The real worth of an elite education has always been a mystery. To people like Gordon Caplan ’88, it may be worth a $75,000 bribe. To Ajay Kailas ’13, on the other hand, there is more to life than the name and prestige that comes with a certificate.
To prove his point, Kailas recently uploaded a YouTube video in which he burned his Cornell degree with a flamethrower. In the video, he explained that hard work and enjoying life is much more fulfilling than the prestige of the school you attend. The video quickly gained over 20,000 views and over 500 comments.
Kailas told The Sun that he applied to Cornell because he was impressed by its traditions, research opportunities and down-to-earth environment. He also believed Cornell was the best place for him to pursue both sociology and a pre-med track.
For Kailas, attending Cornell was a privileged experience as it gave him a “self-validation.” During his sophomore year, Kailas earned a 4.11 GPA and was involved in multiple organizations and extracurricular activities.
However, the pressure to keep a high GPA for medical school was tough.

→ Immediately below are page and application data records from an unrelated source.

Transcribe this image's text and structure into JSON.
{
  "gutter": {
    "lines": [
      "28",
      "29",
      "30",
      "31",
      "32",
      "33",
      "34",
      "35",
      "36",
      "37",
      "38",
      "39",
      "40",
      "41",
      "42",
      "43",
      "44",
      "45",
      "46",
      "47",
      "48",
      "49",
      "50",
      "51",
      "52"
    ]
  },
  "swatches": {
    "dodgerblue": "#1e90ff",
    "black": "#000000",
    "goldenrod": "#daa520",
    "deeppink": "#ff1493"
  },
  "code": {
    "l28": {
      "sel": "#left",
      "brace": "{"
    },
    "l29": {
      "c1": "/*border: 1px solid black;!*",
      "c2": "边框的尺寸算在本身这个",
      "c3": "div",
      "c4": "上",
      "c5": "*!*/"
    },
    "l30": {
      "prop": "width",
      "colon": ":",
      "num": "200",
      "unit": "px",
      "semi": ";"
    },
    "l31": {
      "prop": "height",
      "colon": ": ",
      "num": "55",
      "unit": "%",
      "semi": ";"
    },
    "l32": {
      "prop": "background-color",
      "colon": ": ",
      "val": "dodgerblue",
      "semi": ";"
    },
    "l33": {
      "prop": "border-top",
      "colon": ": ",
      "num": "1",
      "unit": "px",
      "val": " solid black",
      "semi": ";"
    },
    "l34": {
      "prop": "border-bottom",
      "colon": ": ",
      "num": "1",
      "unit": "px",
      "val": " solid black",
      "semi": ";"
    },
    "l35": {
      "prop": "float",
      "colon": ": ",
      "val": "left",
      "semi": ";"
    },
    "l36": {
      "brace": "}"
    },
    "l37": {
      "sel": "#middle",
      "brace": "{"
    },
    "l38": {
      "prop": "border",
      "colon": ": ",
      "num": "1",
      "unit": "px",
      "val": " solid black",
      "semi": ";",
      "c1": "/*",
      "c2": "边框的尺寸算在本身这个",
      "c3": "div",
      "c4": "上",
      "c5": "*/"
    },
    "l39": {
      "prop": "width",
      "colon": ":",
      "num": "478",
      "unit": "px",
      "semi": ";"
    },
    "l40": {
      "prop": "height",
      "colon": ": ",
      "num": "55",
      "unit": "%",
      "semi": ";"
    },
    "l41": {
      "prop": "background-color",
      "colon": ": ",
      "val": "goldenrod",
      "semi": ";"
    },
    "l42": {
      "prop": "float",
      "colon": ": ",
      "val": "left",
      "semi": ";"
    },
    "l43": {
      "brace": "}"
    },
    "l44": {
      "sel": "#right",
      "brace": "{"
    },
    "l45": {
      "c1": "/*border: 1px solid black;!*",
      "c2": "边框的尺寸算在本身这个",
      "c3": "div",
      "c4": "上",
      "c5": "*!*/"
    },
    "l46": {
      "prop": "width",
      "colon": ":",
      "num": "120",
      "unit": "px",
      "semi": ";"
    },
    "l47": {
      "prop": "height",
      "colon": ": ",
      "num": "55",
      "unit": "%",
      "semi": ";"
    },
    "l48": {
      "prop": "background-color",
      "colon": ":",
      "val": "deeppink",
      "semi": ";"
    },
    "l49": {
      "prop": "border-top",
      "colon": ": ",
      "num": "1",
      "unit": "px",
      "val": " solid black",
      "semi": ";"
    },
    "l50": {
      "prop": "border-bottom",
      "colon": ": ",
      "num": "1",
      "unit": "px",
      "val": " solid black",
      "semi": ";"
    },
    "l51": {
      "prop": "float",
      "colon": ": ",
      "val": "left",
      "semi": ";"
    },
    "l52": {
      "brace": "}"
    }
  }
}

During the remainder of his time in Ithaca, Kailas was struggling with what to do at Cornell.
“There was a point I just realized I couldn’t do it anymore. I didn’t want to do it anymore,” Kailas told The Sun.
Tired of maintaining a perfect GPA, Kailas decided from junior year that he would actually enjoy his life and take classes he wanted. He took a lot of interesting classes — like the wine class offered by the School of Hotel Administration — a decision that made his experience “a thousand times better.”
Meanwhile, the prestige associated with Cornell made him gradually feel entitled. Kailas said he would post about Cornell all he time on Facebook and he would wear Cornell shirts everywhere. He said his “self-esteem and mental health” depended on attending an elite school.
Ultimately, all these feelings came to a halt. In his senior year, Kailas was told by his counselor that his best chance of attending school would be to take a gap year. He decided to take a research position in the National Institutes of Health. Although he felt anxious about not being able to fulfill his dream, Kaila said he “used that nervousness to work as hard as I could.”
This research experience earned him the opportunity to go to the medical school at the University of Central Florida. But the experience there was far from what he had at Cornell.
“[The medical school] didn’t have a lot of resources … or research,” Kailas said, “It was tough to adjust to because I always had to tell people what and where [the medical school] was.”
During medical school, Kailas confronted the fact that he went to a lesser known medical school that does not have the same prestige as Ivy League universities.
Kailas had to practice the procedures for countless hours and compete with students from other elite colleges to get into the residency in dermatology — one of the hardest fields to get into, he said. But the experience of saving dying patients in the hospital showed him that “being able to save someone was much more important than a thousand degrees.”
“Yes, it can matter where you go to school. But hard work will always win in the end,” Kailas, now an aspiring dermatologist, said in the video, “That’s why I burned my Cornell degree. It was just a physical manifestation of my prior need to prove my self-worth,”
Kailas said the response to his video has been positive and many students have reached out to him with their personal experiences, including many high school seniors who have applied to Cornell and will receive their admissions decision on Thursday.
“A lot of high schoolers waiting for a decision next week said … it gave them a lot of relief and hope,” Kailas told The Sun.
Looking back, Kailas said that the experience at Cornell taught him how to utilize the resources such as tutoring, counseling and guest speakers — all of which allowed him to maximize his gains even in places with limited resources.
“Utilize all the resources you have. Don’t make the mistake of letting the name or prestige become your identity,” Kailas advised current students. “And be true to yourself.”